[Dataset records Boundary: Start]
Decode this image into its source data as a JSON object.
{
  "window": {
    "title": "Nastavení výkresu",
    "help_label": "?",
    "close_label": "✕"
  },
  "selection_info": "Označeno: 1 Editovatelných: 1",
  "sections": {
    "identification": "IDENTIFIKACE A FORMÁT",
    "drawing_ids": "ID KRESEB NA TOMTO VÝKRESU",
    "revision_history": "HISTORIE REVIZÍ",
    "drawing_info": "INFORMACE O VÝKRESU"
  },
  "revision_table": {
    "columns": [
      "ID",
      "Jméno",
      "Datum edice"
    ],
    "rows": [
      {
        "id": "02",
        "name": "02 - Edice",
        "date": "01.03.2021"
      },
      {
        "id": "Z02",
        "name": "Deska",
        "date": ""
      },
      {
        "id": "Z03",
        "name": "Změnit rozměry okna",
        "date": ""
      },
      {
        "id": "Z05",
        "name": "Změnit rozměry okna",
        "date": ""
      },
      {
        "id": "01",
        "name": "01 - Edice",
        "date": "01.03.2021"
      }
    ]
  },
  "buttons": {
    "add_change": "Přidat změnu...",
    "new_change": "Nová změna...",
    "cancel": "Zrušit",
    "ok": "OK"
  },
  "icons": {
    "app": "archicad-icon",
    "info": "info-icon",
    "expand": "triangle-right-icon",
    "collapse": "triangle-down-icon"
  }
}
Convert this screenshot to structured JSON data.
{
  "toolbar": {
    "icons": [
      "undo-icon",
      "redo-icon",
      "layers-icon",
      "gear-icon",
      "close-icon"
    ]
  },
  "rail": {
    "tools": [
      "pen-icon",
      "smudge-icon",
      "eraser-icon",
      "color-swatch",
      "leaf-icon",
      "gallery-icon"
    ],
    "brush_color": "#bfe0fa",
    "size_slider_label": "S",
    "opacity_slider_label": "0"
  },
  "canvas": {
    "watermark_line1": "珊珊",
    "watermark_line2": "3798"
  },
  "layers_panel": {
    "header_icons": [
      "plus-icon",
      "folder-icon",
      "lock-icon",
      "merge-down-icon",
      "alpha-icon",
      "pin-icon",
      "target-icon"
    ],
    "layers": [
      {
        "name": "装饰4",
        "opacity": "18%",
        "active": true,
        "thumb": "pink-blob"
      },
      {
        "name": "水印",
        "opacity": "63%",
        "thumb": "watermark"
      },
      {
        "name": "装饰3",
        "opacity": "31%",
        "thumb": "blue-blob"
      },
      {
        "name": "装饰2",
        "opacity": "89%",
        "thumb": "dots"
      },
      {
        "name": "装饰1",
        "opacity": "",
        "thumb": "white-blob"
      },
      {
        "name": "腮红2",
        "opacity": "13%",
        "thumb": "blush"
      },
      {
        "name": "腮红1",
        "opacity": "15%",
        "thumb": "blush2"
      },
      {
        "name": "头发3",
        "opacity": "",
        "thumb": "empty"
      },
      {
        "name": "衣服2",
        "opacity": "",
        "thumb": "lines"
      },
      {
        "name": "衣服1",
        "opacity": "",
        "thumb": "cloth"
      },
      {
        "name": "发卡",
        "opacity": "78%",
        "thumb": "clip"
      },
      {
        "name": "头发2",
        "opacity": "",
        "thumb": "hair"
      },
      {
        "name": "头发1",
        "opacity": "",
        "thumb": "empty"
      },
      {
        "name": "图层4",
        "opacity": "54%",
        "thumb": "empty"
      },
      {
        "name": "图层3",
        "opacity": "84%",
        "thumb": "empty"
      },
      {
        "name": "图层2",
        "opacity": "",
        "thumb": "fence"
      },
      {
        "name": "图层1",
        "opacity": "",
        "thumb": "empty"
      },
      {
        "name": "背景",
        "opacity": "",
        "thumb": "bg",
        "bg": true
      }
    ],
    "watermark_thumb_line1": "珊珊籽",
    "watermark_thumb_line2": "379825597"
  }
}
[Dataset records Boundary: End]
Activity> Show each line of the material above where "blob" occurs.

Answer for this exercise>
        "thumb": "pink-blob"
        "thumb": "blue-blob"
        "thumb": "white-blob"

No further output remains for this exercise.